G. El Fakhri ; Dept. of Radiol., Harvard Med. Sch., Boston, MA, USA ; M. F. Kijewski ; S. C. Moore

Estimates of SPECT activity within certain deep brain structures could be useful for clinical tasks such as early prediction of Alzheimer's disease with Tc-99m or Parkinson's disease with I-123; however, such estimates are biased by poor spatial resolution and inaccurate scatter and attenuation corrections. We compared an analytical approach (AA) of more accurate quantitation to a slower iterative approach (IA). Monte Carlo simulated projections of 12 normal and 12 pathologic Tc-99m perfusion studies, as well as 12, normal and 12 pathologic I-123 neurotransmission studies, were generated using a digital brain phantom and corrected for scatter by a multispectral fitting procedure. The AA included attenuation correction by a modified Metz-Fan algorithm and activity estimation by a technique that incorporated Metz filtering to compensate for variable collimator response (VCR), IA-modeled attenuation, and VCR in the projector/backprojector of an ordered subsets-expectation maximization (OSEM) algorithm. Bias and standard deviation over the 12 normal and 12 pathologic patients were calculated with respect to the reference values in the corpus callosum, caudate nucleus, and putamen. The IA and AA yielded similar quantitation results in both Tc-99m and I-123 studies in all brain structures considered in both normal and pathologic patients. The bias with respect to the reference activity distributions was less than 7% for Tc-99m studies, but greater than 30% for I-123 studies, due to partial volume effect in the striata. Our results were validated using I-123 physical acquisitions of an anthropomorphic brain phantom. The IA yielded quantitation accuracy comparable to that obtained with IA, while requiring much less processing time. However, in most conditions, IA yielded lower noise for the same bias than did AA

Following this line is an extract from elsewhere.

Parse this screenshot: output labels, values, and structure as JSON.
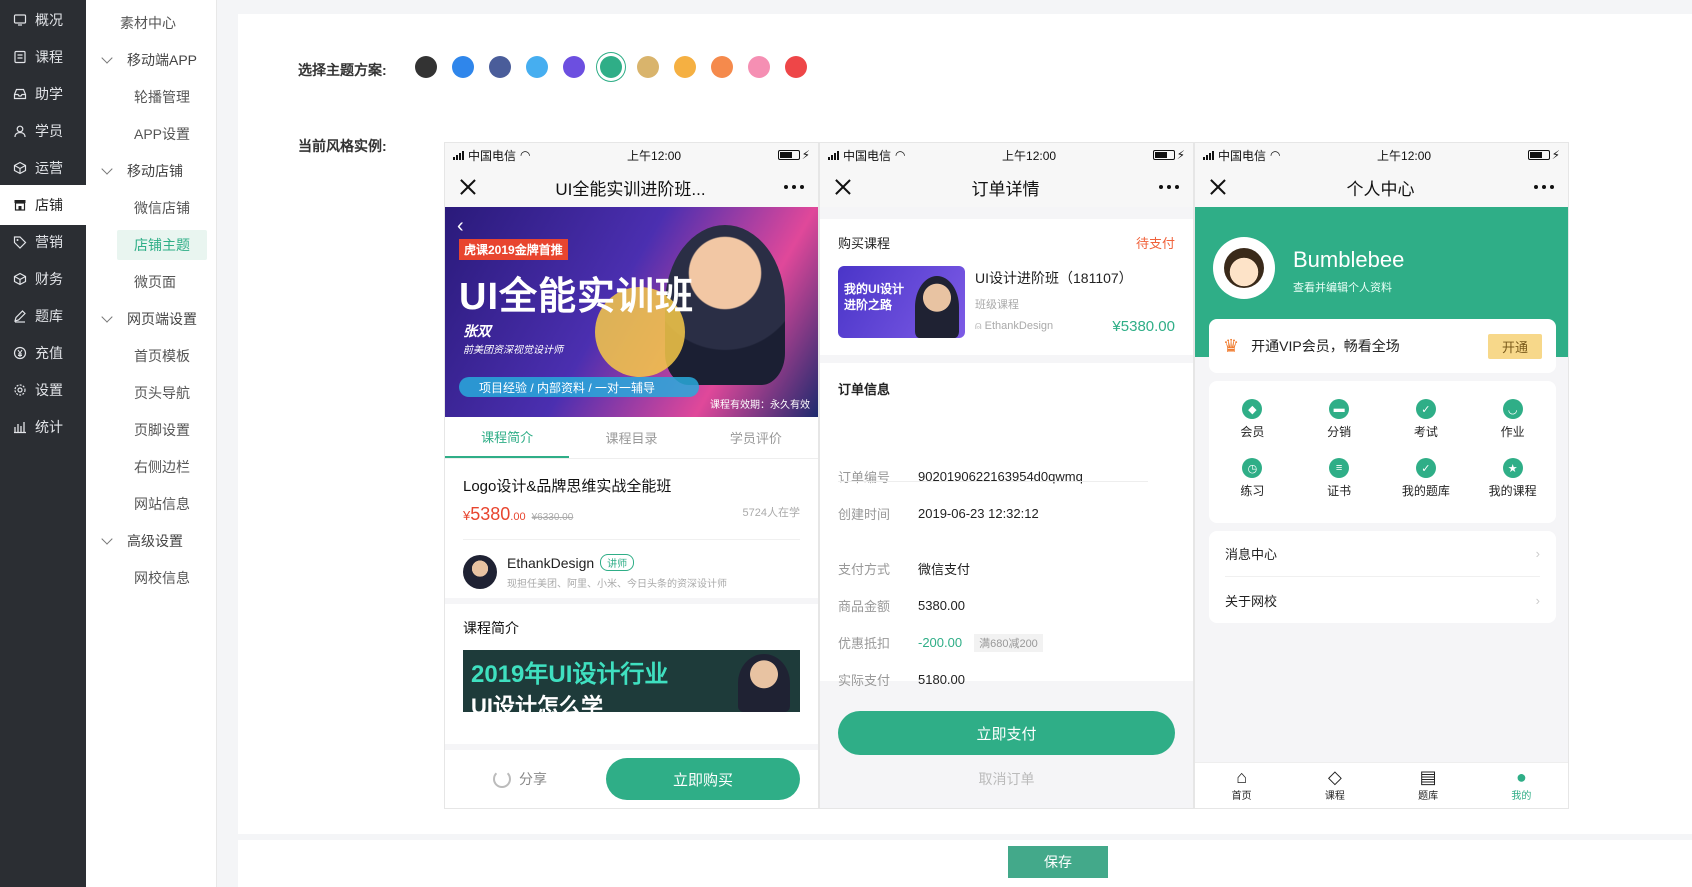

Published in:

IEEE Transactions on Nuclear Science  (Volume:48 ,  Issue: 3 )